##### Material supplied #####

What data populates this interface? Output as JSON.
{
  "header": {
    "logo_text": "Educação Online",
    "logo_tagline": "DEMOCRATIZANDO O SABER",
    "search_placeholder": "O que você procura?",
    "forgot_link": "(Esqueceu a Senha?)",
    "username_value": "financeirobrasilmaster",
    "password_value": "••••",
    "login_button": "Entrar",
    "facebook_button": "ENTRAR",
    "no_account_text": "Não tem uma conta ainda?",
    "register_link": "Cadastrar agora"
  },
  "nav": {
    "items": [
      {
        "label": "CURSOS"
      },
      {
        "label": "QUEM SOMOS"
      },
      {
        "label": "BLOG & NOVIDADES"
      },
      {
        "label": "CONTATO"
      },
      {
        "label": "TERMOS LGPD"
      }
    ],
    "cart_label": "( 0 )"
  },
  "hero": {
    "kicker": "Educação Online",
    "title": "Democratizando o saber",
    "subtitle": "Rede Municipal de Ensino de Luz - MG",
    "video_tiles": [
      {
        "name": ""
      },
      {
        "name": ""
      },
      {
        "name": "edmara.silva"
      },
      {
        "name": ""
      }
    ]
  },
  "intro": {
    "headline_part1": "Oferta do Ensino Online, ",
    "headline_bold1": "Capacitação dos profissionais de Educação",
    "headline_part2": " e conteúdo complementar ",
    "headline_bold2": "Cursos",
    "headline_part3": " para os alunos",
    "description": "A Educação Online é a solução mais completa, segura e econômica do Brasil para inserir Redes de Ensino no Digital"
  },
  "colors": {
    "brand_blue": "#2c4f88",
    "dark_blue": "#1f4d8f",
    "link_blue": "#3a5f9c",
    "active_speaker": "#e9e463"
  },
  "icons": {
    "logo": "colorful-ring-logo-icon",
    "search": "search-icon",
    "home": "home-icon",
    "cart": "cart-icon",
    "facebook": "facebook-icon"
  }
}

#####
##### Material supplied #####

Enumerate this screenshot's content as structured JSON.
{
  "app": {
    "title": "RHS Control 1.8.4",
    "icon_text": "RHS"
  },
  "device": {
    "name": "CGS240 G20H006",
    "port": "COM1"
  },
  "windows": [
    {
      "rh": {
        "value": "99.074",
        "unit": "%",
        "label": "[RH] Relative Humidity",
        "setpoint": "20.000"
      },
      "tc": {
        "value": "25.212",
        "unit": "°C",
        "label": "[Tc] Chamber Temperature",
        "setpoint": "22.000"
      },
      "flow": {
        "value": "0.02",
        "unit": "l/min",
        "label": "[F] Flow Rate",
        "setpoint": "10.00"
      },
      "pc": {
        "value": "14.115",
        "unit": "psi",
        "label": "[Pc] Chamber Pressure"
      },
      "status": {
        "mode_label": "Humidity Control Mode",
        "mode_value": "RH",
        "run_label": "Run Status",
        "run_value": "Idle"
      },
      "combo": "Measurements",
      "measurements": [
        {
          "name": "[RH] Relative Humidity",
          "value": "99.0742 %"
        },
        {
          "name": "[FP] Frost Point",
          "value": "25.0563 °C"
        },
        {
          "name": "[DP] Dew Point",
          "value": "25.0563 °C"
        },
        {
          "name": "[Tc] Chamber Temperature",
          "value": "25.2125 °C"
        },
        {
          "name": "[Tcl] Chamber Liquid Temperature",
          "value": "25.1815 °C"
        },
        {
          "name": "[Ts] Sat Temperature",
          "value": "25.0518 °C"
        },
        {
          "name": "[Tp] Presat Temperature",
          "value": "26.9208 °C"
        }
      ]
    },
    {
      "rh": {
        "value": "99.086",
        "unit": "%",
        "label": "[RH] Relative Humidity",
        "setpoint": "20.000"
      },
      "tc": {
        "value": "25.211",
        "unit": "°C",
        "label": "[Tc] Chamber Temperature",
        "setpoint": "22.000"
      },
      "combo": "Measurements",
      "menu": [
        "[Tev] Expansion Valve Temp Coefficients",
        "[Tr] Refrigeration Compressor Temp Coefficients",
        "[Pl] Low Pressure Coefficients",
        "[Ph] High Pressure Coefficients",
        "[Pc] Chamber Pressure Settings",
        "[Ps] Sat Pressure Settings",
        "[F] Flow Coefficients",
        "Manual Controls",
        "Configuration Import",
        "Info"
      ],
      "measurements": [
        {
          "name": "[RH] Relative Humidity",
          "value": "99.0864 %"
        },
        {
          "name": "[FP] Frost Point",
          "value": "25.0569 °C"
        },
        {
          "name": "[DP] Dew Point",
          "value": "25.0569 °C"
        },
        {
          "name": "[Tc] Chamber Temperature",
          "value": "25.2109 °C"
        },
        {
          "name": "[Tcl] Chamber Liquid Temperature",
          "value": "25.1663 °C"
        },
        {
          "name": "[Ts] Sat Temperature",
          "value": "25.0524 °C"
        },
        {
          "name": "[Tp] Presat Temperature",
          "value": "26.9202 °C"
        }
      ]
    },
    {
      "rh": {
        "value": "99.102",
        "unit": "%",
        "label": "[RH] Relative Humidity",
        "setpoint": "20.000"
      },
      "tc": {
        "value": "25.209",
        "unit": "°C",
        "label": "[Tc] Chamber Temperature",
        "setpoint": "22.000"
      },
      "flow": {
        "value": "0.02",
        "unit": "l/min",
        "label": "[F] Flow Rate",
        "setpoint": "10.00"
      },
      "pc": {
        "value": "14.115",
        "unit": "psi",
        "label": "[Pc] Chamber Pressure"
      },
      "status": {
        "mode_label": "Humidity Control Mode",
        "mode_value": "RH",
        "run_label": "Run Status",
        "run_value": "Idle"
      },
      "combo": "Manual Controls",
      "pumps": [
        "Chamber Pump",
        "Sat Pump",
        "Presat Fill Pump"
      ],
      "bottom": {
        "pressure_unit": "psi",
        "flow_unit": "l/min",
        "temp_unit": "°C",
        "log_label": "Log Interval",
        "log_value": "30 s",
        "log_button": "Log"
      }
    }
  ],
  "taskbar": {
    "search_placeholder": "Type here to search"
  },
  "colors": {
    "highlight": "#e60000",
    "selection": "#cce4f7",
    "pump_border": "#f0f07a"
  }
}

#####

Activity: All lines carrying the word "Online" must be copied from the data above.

Result of the task:
    "logo_text": "Educação Online",
    "kicker": "Educação Online",
    "headline_part1": "Oferta do Ensino Online, ",
    "description": "A Educação Online é a solução mais completa, segura e econômica do Brasil para inserir Redes de Ensino no Digital"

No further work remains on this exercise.